In Thursday night's loss to the Chicago White Sox, Boston Red Sox manager Terry Francona—down by seven runs with two innings to go and wishing to preserve his 'pen for the next series—summoned backup shortstop Nick Green to take the mound.
Green threw two scoreless innings without giving up a hit.
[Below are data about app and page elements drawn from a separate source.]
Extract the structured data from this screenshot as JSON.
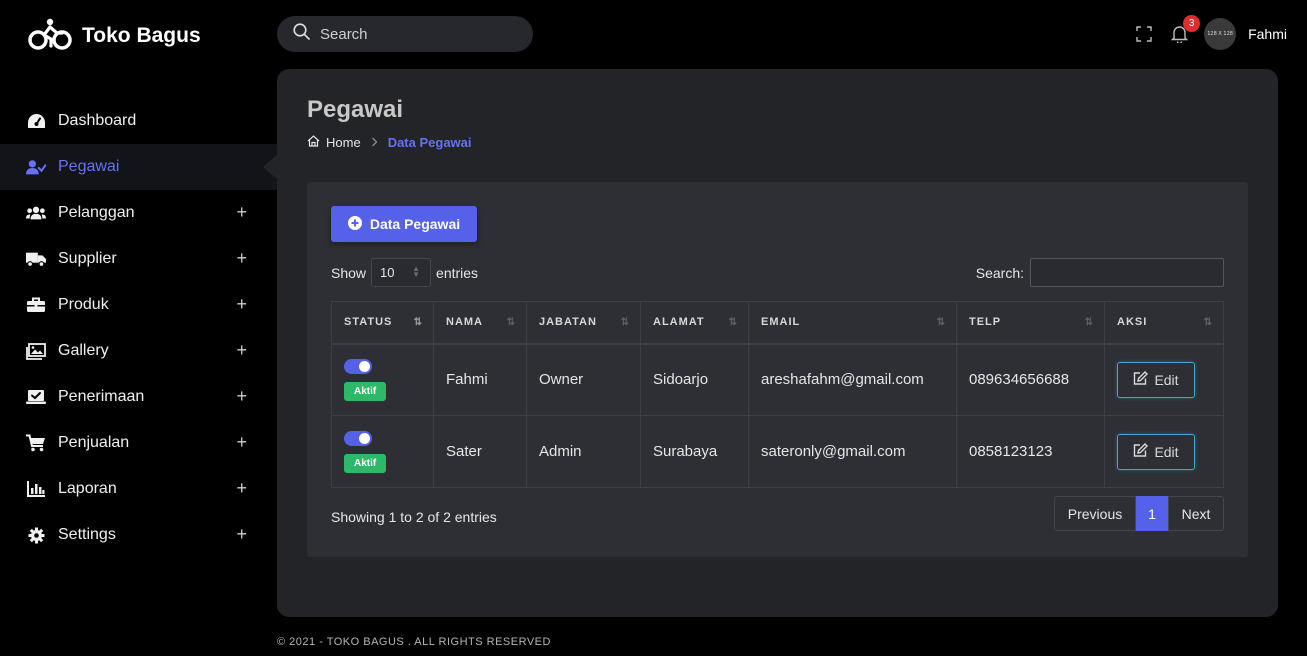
{
  "brand": {
    "name": "Toko Bagus",
    "icon": "bicycle-icon"
  },
  "sidebar": {
    "items": [
      {
        "label": "Dashboard",
        "icon": "speedometer-icon",
        "expandable": false,
        "active": false
      },
      {
        "label": "Pegawai",
        "icon": "user-check-icon",
        "expandable": false,
        "active": true
      },
      {
        "label": "Pelanggan",
        "icon": "users-icon",
        "expandable": true,
        "active": false
      },
      {
        "label": "Supplier",
        "icon": "truck-icon",
        "expandable": true,
        "active": false
      },
      {
        "label": "Produk",
        "icon": "briefcase-icon",
        "expandable": true,
        "active": false
      },
      {
        "label": "Gallery",
        "icon": "images-icon",
        "expandable": true,
        "active": false
      },
      {
        "label": "Penerimaan",
        "icon": "laptop-check-icon",
        "expandable": true,
        "active": false
      },
      {
        "label": "Penjualan",
        "icon": "cart-icon",
        "expandable": true,
        "active": false
      },
      {
        "label": "Laporan",
        "icon": "bar-chart-icon",
        "expandable": true,
        "active": false
      },
      {
        "label": "Settings",
        "icon": "gear-icon",
        "expandable": true,
        "active": false
      }
    ],
    "expand_symbol": "+"
  },
  "topbar": {
    "search_placeholder": "Search",
    "notification_count": "3",
    "avatar_text": "128 X 128",
    "user_name": "Fahmi"
  },
  "page": {
    "title": "Pegawai",
    "breadcrumb": {
      "home": "Home",
      "current": "Data Pegawai"
    }
  },
  "card": {
    "add_button": "Data Pegawai",
    "show_label": "Show",
    "entries_label": "entries",
    "page_length": "10",
    "search_label": "Search:",
    "columns": [
      "STATUS",
      "NAMA",
      "JABATAN",
      "ALAMAT",
      "EMAIL",
      "TELP",
      "AKSI"
    ],
    "rows": [
      {
        "status": "Aktif",
        "nama": "Fahmi",
        "jabatan": "Owner",
        "alamat": "Sidoarjo",
        "email": "areshafahm@gmail.com",
        "telp": "089634656688",
        "aksi": "Edit"
      },
      {
        "status": "Aktif",
        "nama": "Sater",
        "jabatan": "Admin",
        "alamat": "Surabaya",
        "email": "sateronly@gmail.com",
        "telp": "0858123123",
        "aksi": "Edit"
      }
    ],
    "info": "Showing 1 to 2 of 2 entries",
    "pagination": {
      "previous": "Previous",
      "current": "1",
      "next": "Next"
    }
  },
  "footer": "© 2021 - TOKO BAGUS . ALL RIGHTS RESERVED",
  "colors": {
    "accent": "#5561e8",
    "active_text": "#6772f0",
    "success": "#2cba6a",
    "danger": "#e02d2d",
    "edit_border": "#3fa9d9"
  }
}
Here are seven other non-pitchers who have taken one for the team this season.
With the Dodgers being blown out of Busch Stadium in a July 27 game against the St. Louis Cardinals, seasoned utility man Mark Loretta offered to coach Larry Bowa to get the last out of the eighth inning.
Manager Joe Torre agreed, and the 38-year-old Loretta made the second pitching appearance of his career.
After immediately hitting Matt Holliday on the foot, he retired Ryan Ludwick in two pitches.
Out of relievers in a marathon, San Diego Padres manager Bud Black called for backup shortstop Josh Wilson to pitch the 18th inning in a June 7 game against the Arizona Diamondbacks.
Wilson would not be as lucky as his counterpart Green, however, as he served up a game-winning three-run bomb to Mark Reynolds and took the loss. Later in the season, Wilson was traded to Seattle.
The Florida Marlins were losing 15-1 at home to the American League champion Tampa Bay Rays on May 27, so first baseman/outfielder Ross Gload took the rubber.
Despite walking two, he pitched a scoreless ninth inning and saved the Marlins' pen from further exhaustion.
The Reds' bullpen was taxed on May 6, so with his team down 10-3 to the Milwaukee Brewers and not wanting to exhaust his relievers further, manager Dusty Baker switched shortstop Paul Janish from his regular position to the pitcher's mound.
While the move saved the 'pen, the Reds' first position player to pitch in 11 years did not exactly have a stellar outing. He gave up five runs in the ninth inning.
Before facing Gload, the Rays were up 14-0 on the Red Sox on Apr. 30, when Matt Garza nearly threw a no-hitter.
Rather than go to his bullpen, Terry Francona put reliever Javier Lopez in right field and had the man who previously had that position, Jonathan Van Every, pitch out of the inning.
Van Every let an inherited runner score, but didn't allow a run to touch his ERA.
Gload was actually the second Ross to pitch for the Marlins this season. On Apr. 26, the Fish trailed 13-1 and were one inning away from being swept at home by the world champion Phillies, so manager Fredi Gonzalez called in an outfielder with the last name Ross, first name Cody.
His ERA remains untouched as he did not give up a run in the final inning of the series.
Prior to facing both Gload and Van Every, the Rays faced the first and most notable example of a position player throwing to hitters this season. As they led the Yankees 15-5 in their Apr. 13 home opener that honored the pennant-winning team of 2008, Bombers' manager Joe Girardi moved Nick Swisher from first base to the rubber.
Despite early trouble, Swisher pitched out of a jam to throw a scoreless eighth inning. White Sox fans joked that they got schooled on a trade that sent Swisher to the Bronx in the offseason, in that he could have been converted into a pitcher.